The Service Learning Experience (SLE) was developed in 2010 at the University of Southern California (USC) to provide educational opportunities for students in the Doctor of Physical Therapy (DPT) program to learn about social responsibility, advocacy, and the importance of life-long civic engagement through active participation in purposeful volunteer community service. All USC DPT students complete at least 12 hours of community service as part of their SLE.1 This case describes the SLE of a second year student who acted as a "buddy and coach" to an 88-year old community-dwelling adult with a complex medical and social history. The case highlights how service learning provides a meaningful and relevant clinical experience that augments didactic and clinical education.
The patient was seen by a second year DPT student completing a clinical affiliation at the faculty practice, USC PT Associates. Once the student identified that the patient's primary barriers to improved physical function were in the home environment, the CI and student developed an SLE, including student learning goals and patient wellness goals, that would complement the patient's PT plan of care.
The student saw the patient at USC PT Associates for skilled physical therapy services and at the patient's home for a "buddy and coach" experience for a total of 13 visits over the course of four months. The student kept daily notes and an exercise log during the service learning portion of his experience, and as his CI, I provided oversight. The student provided updates on the patient's status, progress towards goals, and future directions approximately every three to four home visits.
At the end of the SLE, the following patient goals were achieved: 1) the home environment was de-cluttered so that walkways in his bedroom were clear of obstacles, 2) a consistent exercise program was established that the patient could recall and complete independently, including a walking program five times per week, and 3) meaningful activities at home were identified, including the patient writing his “life story,” as a way for him to remain cognitively engaged.
Student learning goals achieved included: 1) the cognitive skill of identifying home safety hazards and devising strategies to decrease falls risk, 2) the psychomotor skill of therapeutic exercise instruction for a patient with multiple co-morbidities and cognitive impairment, and 3) the affective skill of identifying contextual factors and psycho-emotional barriers to the patient's health and wellness.
Conclusions/Relevance to the conference theme: Shaping the Future of Physical Therapy Education
This case exemplifies how the SLE is an avenue through which at-risk community-dwelling adults may receive free social support and physical wellness counseling from student physical therapists.

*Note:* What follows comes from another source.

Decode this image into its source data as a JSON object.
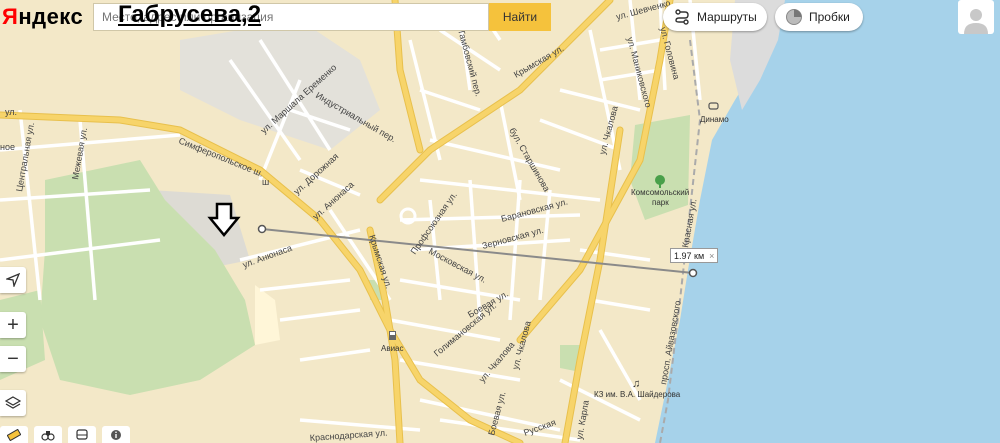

Other physical therapy programs are encouraged to consider implementing service learning as part of their program requirements as a means of providing a unique and meaningful learning experience in the area of health promotion and wellness.
1. University of Southern California, Division of Biokinesiology and Physical Therapy. Service Learning website. http://pt.usc.edu/whatisservicelearning/. Accessed April 19, 2014.